If You Don't Dig

Mr. Di Piero has some astute observations about the formalistic, social and historical precedents concerning "street art", but his comment about subway/streetcar interior "tagging" and "graf" I found to be a bit startling: "...subway riders didn’t get the opportunity to choose the art that was imposed on them and that, inside the cars, invaded their psychological privacies.

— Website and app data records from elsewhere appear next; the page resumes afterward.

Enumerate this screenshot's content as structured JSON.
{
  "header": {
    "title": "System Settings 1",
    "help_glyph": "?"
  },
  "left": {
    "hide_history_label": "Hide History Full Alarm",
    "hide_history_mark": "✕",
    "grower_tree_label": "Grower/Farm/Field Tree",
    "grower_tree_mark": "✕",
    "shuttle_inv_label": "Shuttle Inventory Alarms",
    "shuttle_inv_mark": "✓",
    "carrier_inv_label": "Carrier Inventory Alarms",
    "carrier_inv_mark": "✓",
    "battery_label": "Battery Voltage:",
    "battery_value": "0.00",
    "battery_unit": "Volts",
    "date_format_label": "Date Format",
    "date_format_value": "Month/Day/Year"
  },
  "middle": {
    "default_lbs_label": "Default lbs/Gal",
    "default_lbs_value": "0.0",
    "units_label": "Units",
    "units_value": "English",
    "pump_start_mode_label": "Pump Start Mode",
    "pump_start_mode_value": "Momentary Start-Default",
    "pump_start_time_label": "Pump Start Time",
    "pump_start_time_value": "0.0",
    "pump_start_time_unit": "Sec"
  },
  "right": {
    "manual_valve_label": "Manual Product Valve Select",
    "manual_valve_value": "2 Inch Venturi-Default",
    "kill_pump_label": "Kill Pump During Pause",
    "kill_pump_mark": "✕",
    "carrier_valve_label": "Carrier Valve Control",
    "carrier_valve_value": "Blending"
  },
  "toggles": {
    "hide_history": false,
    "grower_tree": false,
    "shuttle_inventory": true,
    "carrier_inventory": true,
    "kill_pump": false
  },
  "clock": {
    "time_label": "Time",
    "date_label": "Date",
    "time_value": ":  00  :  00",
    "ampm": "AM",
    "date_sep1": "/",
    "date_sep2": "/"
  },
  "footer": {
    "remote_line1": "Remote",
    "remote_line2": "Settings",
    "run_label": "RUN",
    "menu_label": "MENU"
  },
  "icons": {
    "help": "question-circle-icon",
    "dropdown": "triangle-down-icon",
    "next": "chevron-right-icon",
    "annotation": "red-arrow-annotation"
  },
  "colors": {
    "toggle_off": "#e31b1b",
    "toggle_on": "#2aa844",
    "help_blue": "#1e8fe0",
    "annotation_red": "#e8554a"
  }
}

The random scrawls and slashing incoherent imagery were like obnoxiously loud fellow riders ranting unintelligibly about subjects that had nothing to do with your life." What would be interesting is to swap the concept of "graf/tagging" out for "advertising" in general; I most certainly don't have the opportunity to choose the messaging that is imposed upon me that has, for the most part, nothing to do with my own life..."Too much (advertising) wakes us by yelling at us." It is fairly easy to look at any "scene" from the outside and critique its snobbishness/elitism (and the "street art" scene has plenty of that internecine and exclusionary nonsense to go around) and find it all an overwhelmingly hip spectacle (this seems to be Di Piero's significant, though not overriding, take on the show. Along with the implication that this show is a synecdoche for the whole scene/movement)...but, it is quite another situation to find within a group or scene tactics and/or methodologies that could be perceived as radical critiques of culture and society as a whole. Di Piero's irritation and dislike for interior graf/tagging within subway cars does just that. Whether he realized it at the time of this review or not.
— July 24, 2011 2:37 p.m.